RECORD EXTRACTS START
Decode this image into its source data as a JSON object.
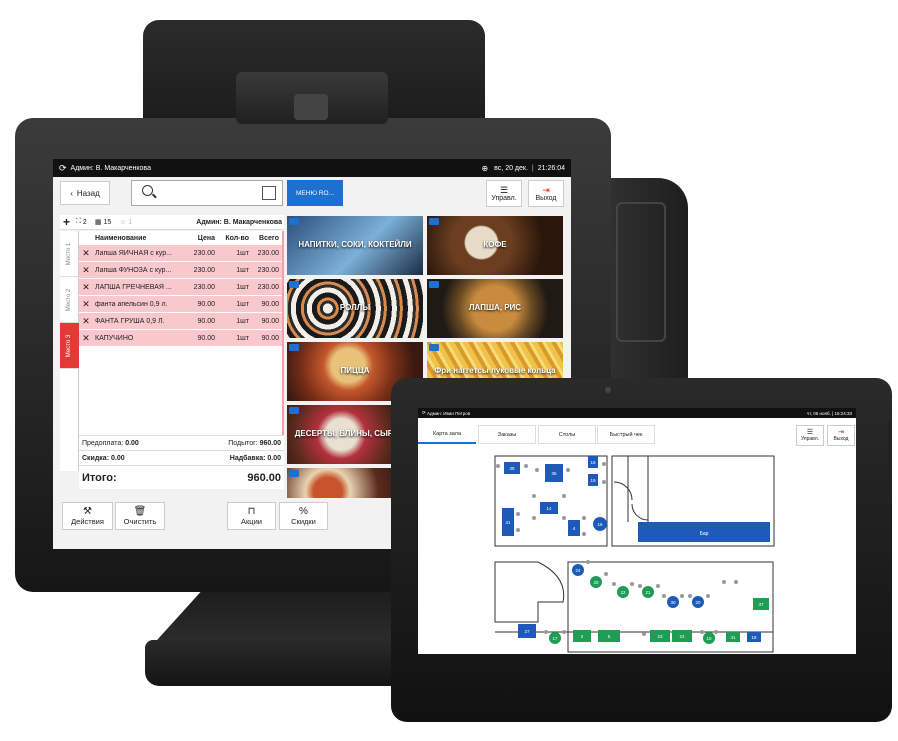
{
  "pos": {
    "status": {
      "admin": "Админ: В. Макарченкова",
      "date": "вс, 20 дек.",
      "separator": "|",
      "time": "21:26:04"
    },
    "back_label": "Назад",
    "menu_tab_label": "МЕНЮ RO...",
    "manage_label": "Управл.",
    "exit_label": "Выход",
    "order_header": {
      "guests": "2",
      "table": "15",
      "persons": "1",
      "admin": "Админ: В. Макарченкова"
    },
    "seats": [
      "Место 1",
      "Место 2",
      "Место 3"
    ],
    "columns": {
      "name": "Наименование",
      "price": "Цена",
      "qty": "Кол-во",
      "total": "Всего"
    },
    "rows": [
      {
        "name": "Лапша ЯИЧНАЯ с кур...",
        "price": "230.00",
        "qty": "1шт",
        "total": "230.00"
      },
      {
        "name": "Лапша ФУНОЗА с кур...",
        "price": "230.00",
        "qty": "1шт",
        "total": "230.00"
      },
      {
        "name": "ЛАПША ГРЕЧНЕВАЯ ...",
        "price": "230.00",
        "qty": "1шт",
        "total": "230.00"
      },
      {
        "name": "фанта апельсин 0,9 л.",
        "price": "90.00",
        "qty": "1шт",
        "total": "90.00"
      },
      {
        "name": "ФАНТА ГРУША 0,9 Л.",
        "price": "90.00",
        "qty": "1шт",
        "total": "90.00"
      },
      {
        "name": "КАПУЧИНО",
        "price": "90.00",
        "qty": "1шт",
        "total": "90.00"
      }
    ],
    "totals": {
      "prepay_label": "Предоплата:",
      "prepay_value": "0.00",
      "subtotal_label": "Подытог:",
      "subtotal_value": "960.00",
      "discount_label": "Скидка:",
      "discount_value": "0.00",
      "markup_label": "Надбавка:",
      "markup_value": "0.00",
      "total_label": "Итого:",
      "total_value": "960.00"
    },
    "buttons": {
      "actions": "Действия",
      "clear": "Очистить",
      "promos": "Акции",
      "discounts": "Скидки"
    },
    "tiles": [
      {
        "label": "НАПИТКИ, СОКИ, КОКТЕЙЛИ"
      },
      {
        "label": "КОФЕ"
      },
      {
        "label": "РОЛЛЫ"
      },
      {
        "label": "ЛАПША, РИС"
      },
      {
        "label": "ПИЦЦА"
      },
      {
        "label": "Фри наггетсы луковые кольца"
      },
      {
        "label": "ДЕСЕРТЫ, БЛИНЫ, СЫРНИКИ"
      },
      {
        "label": ""
      }
    ],
    "colors": {
      "accent": "#1d6fd0",
      "row_highlight": "#f8c8cc",
      "active_seat": "#e53935"
    }
  },
  "tablet": {
    "status": {
      "admin": "Админ: Иван Петров",
      "date": "чт, 06 нояб.",
      "time": "16:24:33"
    },
    "tabs": [
      "Карта зала",
      "Заказы",
      "Столы",
      "Быстрый чек"
    ],
    "manage_label": "Управл.",
    "exit_label": "Выход",
    "bar_label": "Бар",
    "tables": [
      "38",
      "36",
      "16",
      "19",
      "41",
      "14",
      "16",
      "4",
      "24",
      "20",
      "22",
      "21",
      "30",
      "20",
      "37",
      "27",
      "17",
      "2",
      "5",
      "23",
      "24",
      "10",
      "41",
      "18"
    ],
    "colors": {
      "occupied": "#1e5bb8",
      "free": "#1f9d55",
      "bar": "#1e5bb8"
    }
  }
}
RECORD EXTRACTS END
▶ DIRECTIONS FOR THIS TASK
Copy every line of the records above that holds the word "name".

▶ EXERCISE RESPONSE
      "name": "Наименование",
        "name": "Лапша ЯИЧНАЯ с кур...",
        "name": "Лапша ФУНОЗА с кур...",
        "name": "ЛАПША ГРЕЧНЕВАЯ ...",
        "name": "фанта апельсин 0,9 л.",
        "name": "ФАНТА ГРУША 0,9 Л.",
        "name": "КАПУЧИНО",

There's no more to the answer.